_What the exercise asks_
Go through the records below and copy out every line holding "label".
..............................
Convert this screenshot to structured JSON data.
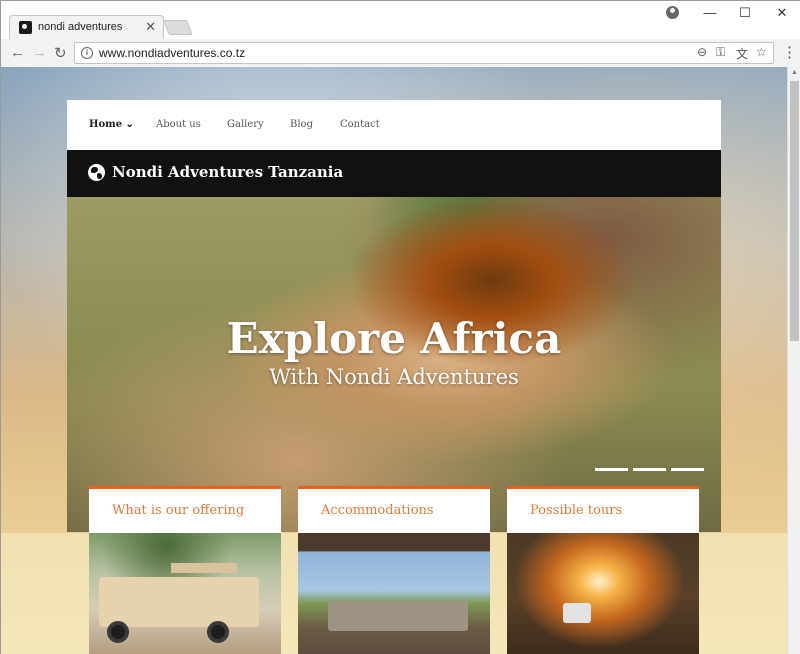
{
  "browser": {
    "tab_title": "nondi adventures",
    "tab_close": "✕",
    "url": "www.nondiadventures.co.tz",
    "window_controls": {
      "minimize": "—",
      "maximize": "☐",
      "close": "✕"
    },
    "nav": {
      "back": "←",
      "forward": "→",
      "reload": "↻"
    },
    "omnibox_icons": [
      "zoom-icon",
      "key-icon",
      "translate-icon",
      "star-icon"
    ],
    "menu": "⋮"
  },
  "site": {
    "nav": [
      {
        "label": "Home ⌄",
        "active": true
      },
      {
        "label": "About us"
      },
      {
        "label": "Gallery"
      },
      {
        "label": "Blog"
      },
      {
        "label": "Contact"
      }
    ],
    "brand": "Nondi Adventures Tanzania",
    "hero": {
      "title": "Explore Africa",
      "subtitle": "With Nondi Adventures"
    },
    "cards": [
      {
        "title": "What is our offering"
      },
      {
        "title": "Accommodations"
      },
      {
        "title": "Possible tours"
      }
    ],
    "colors": {
      "accent": "#e8601c",
      "brandbar": "#111111"
    }
  }
}
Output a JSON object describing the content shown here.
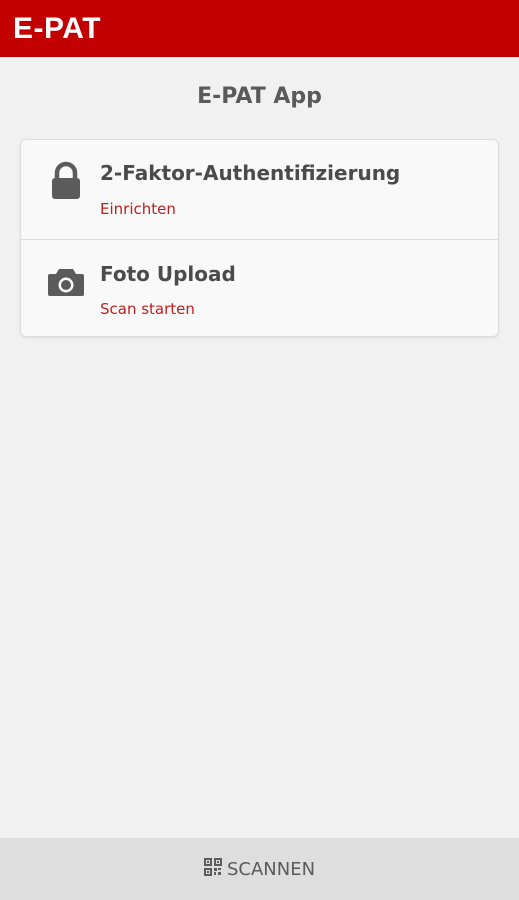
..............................
_Task output_
        "label": "Home ⌄",
        "label": "About us"
        "label": "Gallery"
        "label": "Blog"
        "label": "Contact"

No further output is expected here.